Putting the maths to one side, the core algorithm for the program is pretty simple. I wrote it in Python, and the random library has a handy shuffle method that I could use to shuffle the list of names. You start off with two identical lists of names – buyers and receivers – and then look for  a valid draw, storing the results in a dictionary of key/value pairs for buyer and recipient:

import random

buyers = ['Ginny', 'Ron', 'Fred', 'George', 'Percy', 'Charlie', 'Bill']
recipients = buyers.copy()

valid = False

while not valid:
    results = {}
    random.shuffle(recipients)
    valid = True
    for i in range(len(buyers)):
        if buyers[i] == recipients[i]:
            valid = False
            break
        results[buyers[i]] = recipients[i]

for buyer in results: 
    print("{} is buying for {}".format(buyer, results[buyer]))

The bulk of my actual program was all of the stuff outside of the core algorithm – reading the names from a file, generating the output, and sending the emails. In order to maintain the secrecy, I didn’t output the results to screen or email myself the full list.

It was also fortunate that I have an email account that I could use.
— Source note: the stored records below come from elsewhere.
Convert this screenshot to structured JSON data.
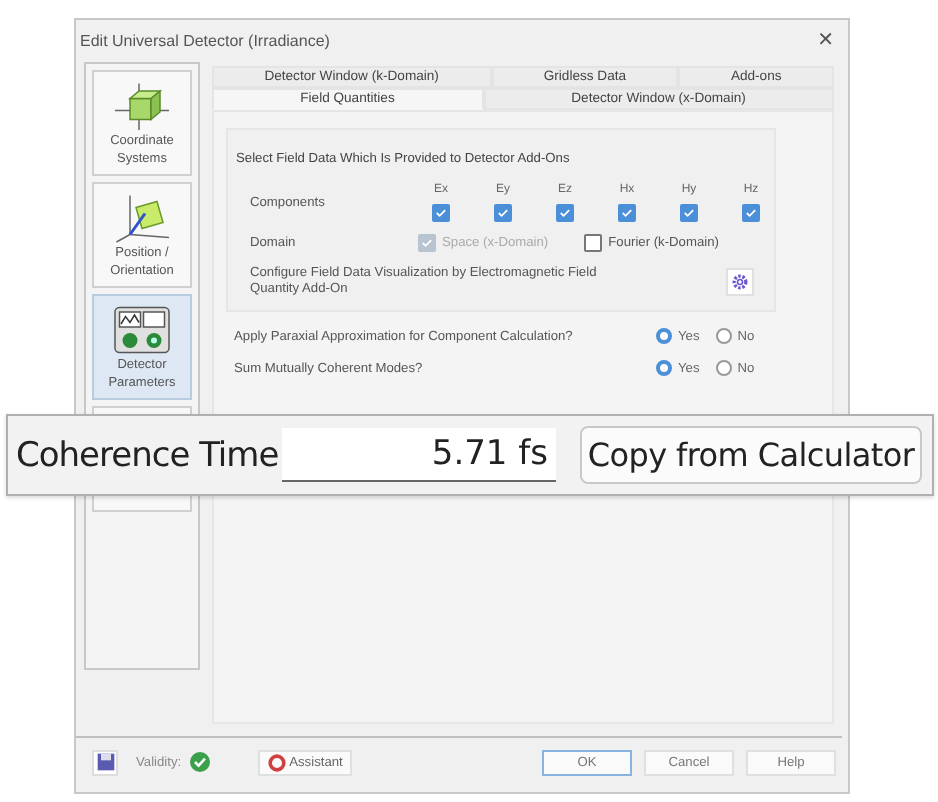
{
  "window": {
    "title": "Edit Universal Detector (Irradiance)",
    "close": "✕"
  },
  "sidebar": {
    "items": [
      {
        "label": "Coordinate Systems",
        "kind": "coords",
        "selected": false
      },
      {
        "label": "Position / Orientation",
        "kind": "position",
        "selected": false
      },
      {
        "label": "Detector Parameters",
        "kind": "detector",
        "selected": true
      },
      {
        "selected": false
      }
    ]
  },
  "tabs": {
    "back_row": [
      {
        "label": "Detector Window (k-Domain)",
        "selected": false
      },
      {
        "label": "Gridless Data",
        "selected": false
      },
      {
        "label": "Add-ons",
        "selected": false
      }
    ],
    "front_row": [
      {
        "label": "Field Quantities",
        "selected": true
      },
      {
        "label": "Detector Window (x-Domain)",
        "selected": false
      }
    ]
  },
  "group": {
    "title": "Select Field Data Which Is Provided to Detector Add-Ons",
    "components_label": "Components",
    "components": [
      {
        "label": "Ex",
        "checked": true
      },
      {
        "label": "Ey",
        "checked": true
      },
      {
        "label": "Ez",
        "checked": true
      },
      {
        "label": "Hx",
        "checked": true
      },
      {
        "label": "Hy",
        "checked": true
      },
      {
        "label": "Hz",
        "checked": true
      }
    ],
    "domain_label": "Domain",
    "domains": [
      {
        "label": "Space (x-Domain)",
        "checked": true,
        "disabled": true
      },
      {
        "label": "Fourier (k-Domain)",
        "checked": false,
        "disabled": false
      }
    ],
    "configure": "Configure Field Data Visualization by Electromagnetic Field Quantity Add-On"
  },
  "questions": [
    {
      "label": "Apply Paraxial Approximation for Component Calculation?",
      "options": [
        {
          "label": "Yes",
          "selected": true
        },
        {
          "label": "No",
          "selected": false
        }
      ]
    },
    {
      "label": "Sum Mutually Coherent Modes?",
      "options": [
        {
          "label": "Yes",
          "selected": true
        },
        {
          "label": "No",
          "selected": false
        }
      ]
    }
  ],
  "callout": {
    "label": "Coherence Time",
    "value": "5.71 fs",
    "button": "Copy from Calculator"
  },
  "footer": {
    "validity": "Validity:",
    "valid": true,
    "assistant": "Assistant",
    "buttons": [
      "OK",
      "Cancel",
      "Help"
    ]
  }
}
Sending email via SMTP is easy to do as long as your email provider still allows for it. In these days of higher security and two factor authentication, that’s not a given. Gmail, for example, requires you reduce your security settings in order to use SMTP.
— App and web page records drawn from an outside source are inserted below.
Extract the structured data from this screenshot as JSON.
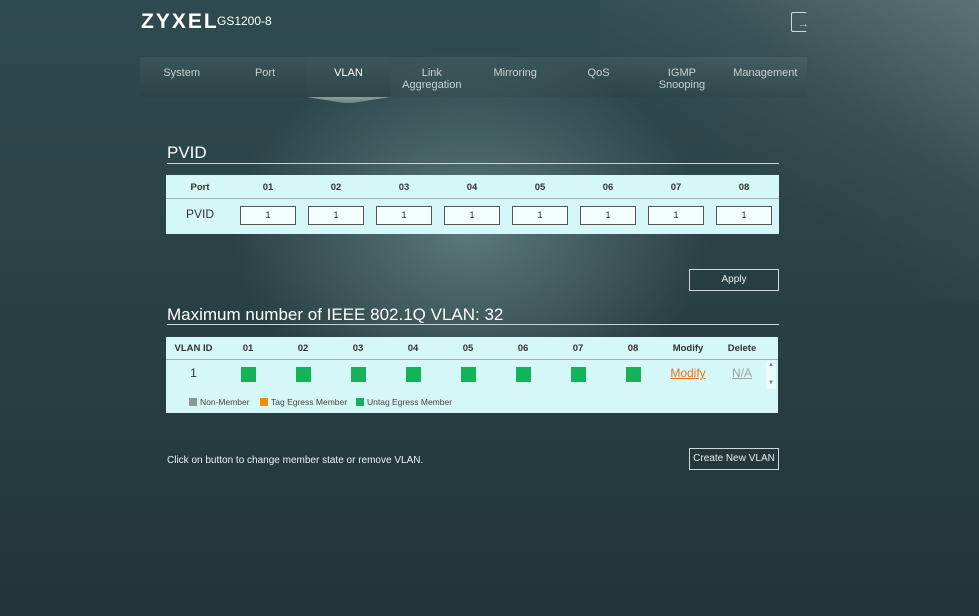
{
  "header": {
    "brand": "ZYXEL",
    "model": "GS1200-8",
    "logout_icon": "logout-icon"
  },
  "nav": [
    {
      "label": "System"
    },
    {
      "label": "Port"
    },
    {
      "label": "VLAN"
    },
    {
      "label": "Link Aggregation"
    },
    {
      "label": "Mirroring"
    },
    {
      "label": "QoS"
    },
    {
      "label": "IGMP Snooping"
    },
    {
      "label": "Management"
    }
  ],
  "pvid": {
    "title": "PVID",
    "port_header": "Port",
    "row_label": "PVID",
    "ports": [
      "01",
      "02",
      "03",
      "04",
      "05",
      "06",
      "07",
      "08"
    ],
    "values": [
      "1",
      "1",
      "1",
      "1",
      "1",
      "1",
      "1",
      "1"
    ],
    "apply_label": "Apply"
  },
  "vlan": {
    "title": "Maximum number of IEEE 802.1Q VLAN: 32",
    "headers": [
      "VLAN ID",
      "01",
      "02",
      "03",
      "04",
      "05",
      "06",
      "07",
      "08",
      "Modify",
      "Delete"
    ],
    "rows": [
      {
        "id": "1",
        "members": [
          "untag",
          "untag",
          "untag",
          "untag",
          "untag",
          "untag",
          "untag",
          "untag"
        ],
        "modify": "Modify",
        "delete": "N/A"
      }
    ],
    "legend": [
      "Non-Member",
      "Tag Egress Member",
      "Untag Egress Member"
    ],
    "colors": {
      "non_member": "#8c9696",
      "tag": "#f08c00",
      "untag": "#13b35a",
      "link": "#e8721b"
    }
  },
  "footer": {
    "hint": "Click on button to change member state or remove VLAN.",
    "create_label": "Create New VLAN"
  }
}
Luckily my rarely used ISP account still supports SMTP without jumping through any extra hoops, but otherwise it might be worth setting up a secondary account to use for less secure apps.

I added a few little niceties to the code, such as debug options for test runs and the option to send the full list of buyers and recipients to another email address – useful if you know someone who isn’t participating but is willing to act as a coordinator in case anyone loses their email and needs a reminder.

I also added an option to run the draw multiple times, just to gather some stats so that you can see how many attempts it takes, on average, to get a valid draw. It’s also a nice little single core performance test. It’s also a performance test of Python implementations. On my PC, 10,000,000 draws took 90s when running the Linux version of Python on the Windows Subsystem for Linux. Using Python for Windows it took 172s – not far short of twice as long.

There are some enhancements I might consider for next year. For example, it would be nice to be able to pull in the previous year’s draw so that nobody has to buy for the same recipient two years in a row.  I wonder how that changes the maths? How many draws would be required to get a valid draw that gives everyone a different recipient to last one?

I’ve put the full code on Github if you want to try it for yourself. For more on the maths, there’s a Numberphile video that explains derangements in more detail.

in Code

Related Posts

Add a Comment

Your email address will not be published. All comments will be reviewed.

This site uses Akismet to reduce spam. Learn how your comment data is processed.